= Beginning of Section =

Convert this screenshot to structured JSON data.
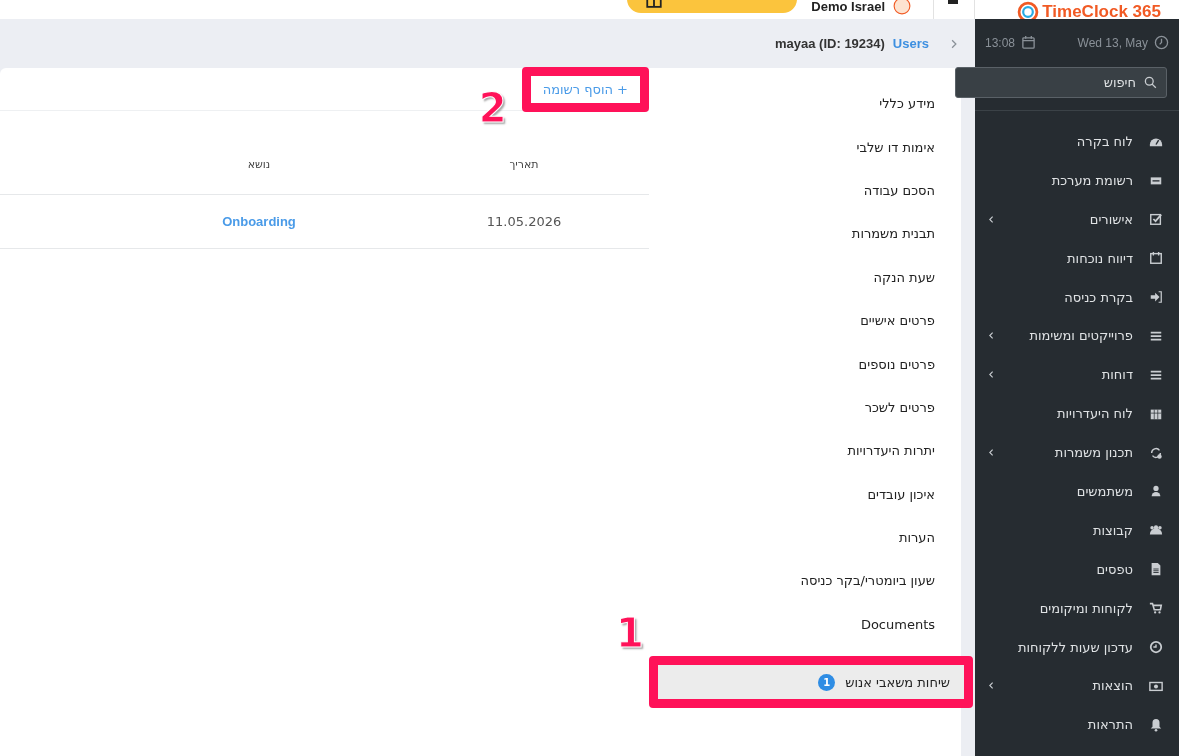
{
  "header": {
    "logo": "TimeClock 365",
    "account": "Demo Israel"
  },
  "sidebar": {
    "time": "13:08",
    "date": "Wed 13, May",
    "search": {
      "placeholder": "חיפוש"
    },
    "items": [
      {
        "label": "לוח בקרה",
        "has_submenu": false
      },
      {
        "label": "רשומת מערכת",
        "has_submenu": false
      },
      {
        "label": "אישורים",
        "has_submenu": true
      },
      {
        "label": "דיווח נוכחות",
        "has_submenu": false
      },
      {
        "label": "בקרת כניסה",
        "has_submenu": false
      },
      {
        "label": "פרוייקטים ומשימות",
        "has_submenu": true
      },
      {
        "label": "דוחות",
        "has_submenu": true
      },
      {
        "label": "לוח היעדרויות",
        "has_submenu": false
      },
      {
        "label": "תכנון משמרות",
        "has_submenu": true
      },
      {
        "label": "משתמשים",
        "has_submenu": false
      },
      {
        "label": "קבוצות",
        "has_submenu": false
      },
      {
        "label": "טפסים",
        "has_submenu": false
      },
      {
        "label": "לקוחות ומיקומים",
        "has_submenu": false
      },
      {
        "label": "עדכון שעות ללקוחות",
        "has_submenu": false
      },
      {
        "label": "הוצאות",
        "has_submenu": true
      },
      {
        "label": "התראות",
        "has_submenu": false
      }
    ]
  },
  "breadcrumb": {
    "section": "Users",
    "current": "mayaa (ID: 19234)"
  },
  "user_tabs": [
    {
      "label": "מידע כללי",
      "selected": false
    },
    {
      "label": "אימות דו שלבי",
      "selected": false
    },
    {
      "label": "הסכם עבודה",
      "selected": false
    },
    {
      "label": "תבנית משמרות",
      "selected": false
    },
    {
      "label": "שעת הנקה",
      "selected": false
    },
    {
      "label": "פרטים אישיים",
      "selected": false
    },
    {
      "label": "פרטים נוספים",
      "selected": false
    },
    {
      "label": "פרטים לשכר",
      "selected": false
    },
    {
      "label": "יתרות היעדרויות",
      "selected": false
    },
    {
      "label": "איכון עובדים",
      "selected": false
    },
    {
      "label": "הערות",
      "selected": false
    },
    {
      "label": "שעון ביומטרי/בקר כניסה",
      "selected": false
    },
    {
      "label": "Documents",
      "selected": false
    },
    {
      "label": "שיחות משאבי אנוש",
      "selected": true,
      "badge": "1"
    }
  ],
  "add_record": "+ הוסף רשומה",
  "table": {
    "columns": [
      "תאריך",
      "נושא"
    ],
    "rows": [
      [
        "11.05.2026",
        "Onboarding"
      ]
    ]
  },
  "callouts": [
    "1",
    "2"
  ]
}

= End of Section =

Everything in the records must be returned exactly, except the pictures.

Answer section -
Convert this screenshot to structured JSON data.
{
  "header": {
    "logo": "TimeClock 365",
    "account": "Demo Israel"
  },
  "sidebar": {
    "time": "13:08",
    "date": "Wed 13, May",
    "search": {
      "placeholder": "חיפוש"
    },
    "items": [
      {
        "label": "לוח בקרה",
        "has_submenu": false
      },
      {
        "label": "רשומת מערכת",
        "has_submenu": false
      },
      {
        "label": "אישורים",
        "has_submenu": true
      },
      {
        "label": "דיווח נוכחות",
        "has_submenu": false
      },
      {
        "label": "בקרת כניסה",
        "has_submenu": false
      },
      {
        "label": "פרוייקטים ומשימות",
        "has_submenu": true
      },
      {
        "label": "דוחות",
        "has_submenu": true
      },
      {
        "label": "לוח היעדרויות",
        "has_submenu": false
      },
      {
        "label": "תכנון משמרות",
        "has_submenu": true
      },
      {
        "label": "משתמשים",
        "has_submenu": false
      },
      {
        "label": "קבוצות",
        "has_submenu": false
      },
      {
        "label": "טפסים",
        "has_submenu": false
      },
      {
        "label": "לקוחות ומיקומים",
        "has_submenu": false
      },
      {
        "label": "עדכון שעות ללקוחות",
        "has_submenu": false
      },
      {
        "label": "הוצאות",
        "has_submenu": true
      },
      {
        "label": "התראות",
        "has_submenu": false
      }
    ]
  },
  "breadcrumb": {
    "section": "Users",
    "current": "mayaa (ID: 19234)"
  },
  "user_tabs": [
    {
      "label": "מידע כללי",
      "selected": false
    },
    {
      "label": "אימות דו שלבי",
      "selected": false
    },
    {
      "label": "הסכם עבודה",
      "selected": false
    },
    {
      "label": "תבנית משמרות",
      "selected": false
    },
    {
      "label": "שעת הנקה",
      "selected": false
    },
    {
      "label": "פרטים אישיים",
      "selected": false
    },
    {
      "label": "פרטים נוספים",
      "selected": false
    },
    {
      "label": "פרטים לשכר",
      "selected": false
    },
    {
      "label": "יתרות היעדרויות",
      "selected": false
    },
    {
      "label": "איכון עובדים",
      "selected": false
    },
    {
      "label": "הערות",
      "selected": false
    },
    {
      "label": "שעון ביומטרי/בקר כניסה",
      "selected": false
    },
    {
      "label": "Documents",
      "selected": false
    },
    {
      "label": "שיחות משאבי אנוש",
      "selected": true,
      "badge": "1"
    }
  ],
  "add_record": "+ הוסף רשומה",
  "table": {
    "columns": [
      "תאריך",
      "נושא"
    ],
    "rows": [
      [
        "11.05.2026",
        "Onboarding"
      ]
    ]
  },
  "callouts": [
    "1",
    "2"
  ]
}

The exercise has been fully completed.